CHAPTER 5. TALANA HILL.
Out of the huddled line of crouching men an officer sprang shouting, and a score of soldiers vaulted over the wall and followed at his heels. It was Captain Connor, of the Irish Fusiliers, but his personal magnetism carried up with him some of the Rifles as well as men of his own command. He and half his little forlorn hope were struck down - he, alas! to die the same night - but there were other leaders as brave to take his place. 'Forrard away, men, forrard away!' cried Nugent, of the Rifles. Three bullets struck him, but he continued to drag himself up the boulder-studded hill. Others followed, and others, from all sides they came running, the crouching, yelling, khaki-clad figures, and the supports rushed up from the rear. For a time they were beaten down by their own shrapnel striking into them from behind, which is an amazing thing when one considers that the range was under 2000 yards. It was here, between the wall and the summit, that Colonel Gunning, of the Rifles, and many other brave men met their end, some by our own bullets and some by those of the enemy; but the Boers thinned away in front of them, and the anxious onlookers from the plain below saw the waving helmets on the crest, and learned at last that all was well.
But it was, it must be confessed, a Pyrrhic victory. We had our hill, but what else had we? The guns which had been silenced by our fire had been removed from the kopje. The commando which seized the hill was that of Lucas Meyer, and it is computed that he had with him about 4000 men. This figure includes those under the command of Erasmus, who made halfhearted demonstrations against the British flank. If the shirkers be eliminated, it is probable that there were not more than a thousand actual combatants upon the hill. Of this number about fifty were killed and a hundred wounded. The British loss at Talana Hill itself was 41 killed and 180 wounded, but among the killed were many whom the army could ill spare. The gallant but optimistic Symons, Gunning of the Rifles, Sherston, Connor, Hambro, and many other brave men died that day. The loss of officers was out of all proportion to that of the men.
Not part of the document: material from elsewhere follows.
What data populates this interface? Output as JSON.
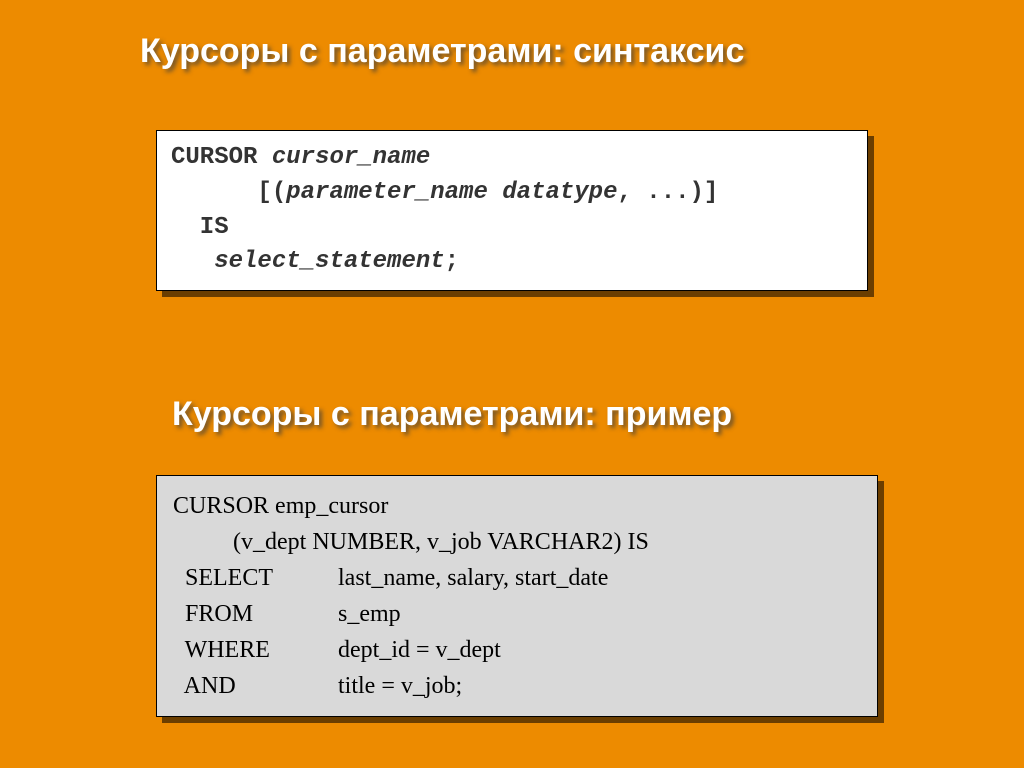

An incident which occurred immediately after the action did much to rob the British of the fruits of the victory. Artillery had pushed up the moment that the hill was carried, and had unlimbered on Smith's Nek between the two hills, from which the enemy, in broken groups of 50 and 100, could be seen streaming away. A fairer chance for the use of shrapnel has never been. But at this instant there ran from an old iron church on the reverse side of the hill, which had been used all day as a Boer hospital, a man with a white flag. It is probable that the action was in good faith, and that it was simply intended to claim a protection for the ambulance party which followed him. But the too confiding gunner in command appears to have thought that an armistice had been declared, and held his hand during those precious minutes which might have turned a defeat into a rout. The chance passed, never to return. The double error of firing into our own advance and of failing to fire into the enemy's retreat makes the battle one which cannot be looked back to with satisfaction by our gunners.
In the meantime some miles away another train of events had led to a complete disaster to our small cavalry force - a disaster which robbed our dearly bought infantry victory of much of its importance. That action alone was undoubtedly a victorious one, but the net result of the day's fighting cannot be said to have been certainly in our favour. It was Wellington who asserted that his cavalry always got him into scrapes, and the whole of British military history might furnish examples of what he meant. Here again our cavalry got into trouble. Suffice it for the civilian to chronicle the fact, and leave it to the military critic to portion out the blame.
One company of mounted infantry (that of the Rifles) had been told off to form an escort for the guns. The rest of the mounted infantry with part of the 18th Hussars (Colonel Moller) had moved round the right flank until they reached the right rear of the enemy. Such a movement, had Lucas Meyer been the only opponent, would have been above criticism; but knowing, as we did, that there were several commandoes converging upon Glencoe it was obviously taking a very grave and certain risk to allow the cavalry to wander too far from support. They were soon entangled in broken country and attacked by superior numbers of the Boers. There was a time when they might have exerted an important influence upon the action by attacking the Boer ponies behind the hills, but the opportunity was allowed to pass. An attempt was made to get back to the army, and a series of defensive positions were held to cover the retreat, but the enemy's fire became too hot to allow them to be retained. Every route save one appeared to be blocked, so the horsemen took this, which led them into the heart of a second commando of the enemy. Finding no way through, the force took up a defensive position, part of them in a farm and part on a kopje which overlooked it.